The 2016 Winter Classic ratings were the worst in the event’s history

The 2016 Winter Classic continued the event’s ratings dive. Previously, the 2015 Winter Classic was the least-viewed Classic, bringing in a rating of 2.3. The 2016 edition sank even lower, posting a rating of just 1.6.

The 1.6 rating is lost without a bit of context. Here’s a look at how the other seven Winter Classic games performed as far as ratings are concerned.

Looking at the numbers above, fans were eager to digest the outdoor game in 2014 following a year in which the Classic was cancelled due to the lockout. Since then, the ratings have been sinking.

If you’re a regular reader here at PDL, this won’t surprise you. Heading into the game, it was clear that fans weren’t that excited for the Winter Classic. Unless you had a rooting interest in one of the teams or unless you’re a hockey fan who has managed to avoid outdoor game fatigue, the game wasn’t high on the ol’ priority list.

The Winter Classic has lost its luster. We ran an article on this very fact in 2014. Since then, the league hasn’t taken any steps to spice things up. The same handful of teams have participated in multiple outdoor games. The venues have been mostly underwhelming outside of the Big House. Instead of attempting something bold and hosting the game in a more unique venue (we put together a list of 10 places we’d like to see a game) or with different teams, the NHL is playing things safe. Instead of allowing the Winter Classic to be the lone, premier outdoor event, the NHL opted for greed and have hosted numerous outdoor games over the last few years. As a result, the Winter Classic fell out of “must-see” territory.

Ratings aside, the Winter Classic will continue to be a big success as far as a live event is considered. The game will always sell a ton of tickets regardless of venue. Merchandise sales will be huge. However, the NHL has watered down what could have been and should have been an event fans won’t consider missing on television and they have a lot of work to do before the ratings start improving.

David Rogers

About David Rogers

Managing Editor of the NHL blog Puck Drunk Love and contributing writer for The Comeback and Awful Announcing.
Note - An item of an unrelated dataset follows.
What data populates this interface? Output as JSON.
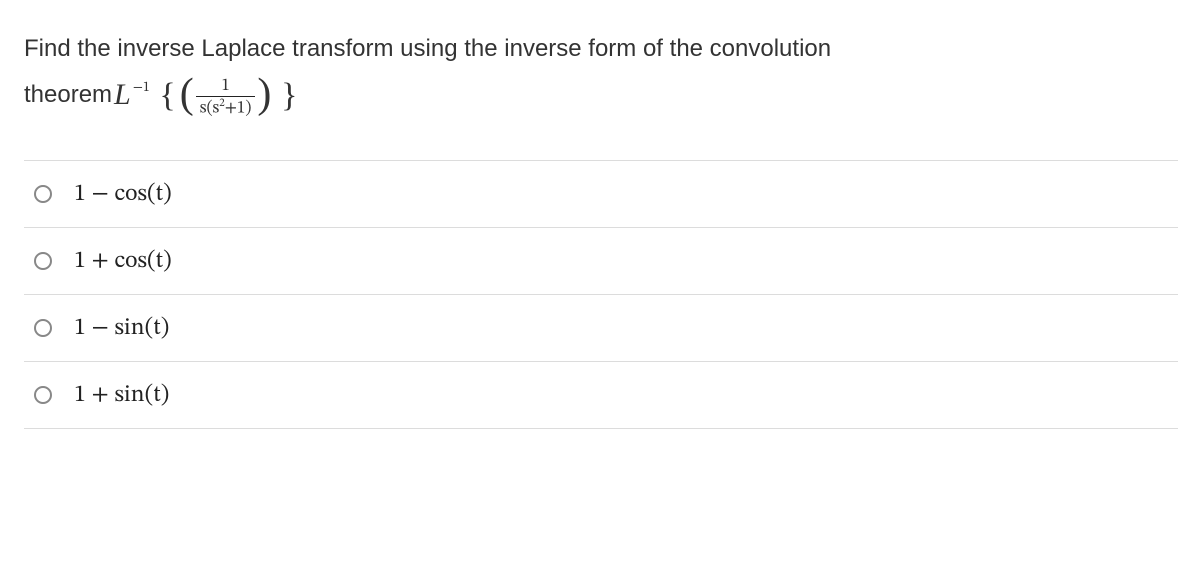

Firm believer that Ray Hudson is the most entertaining commentator in sports.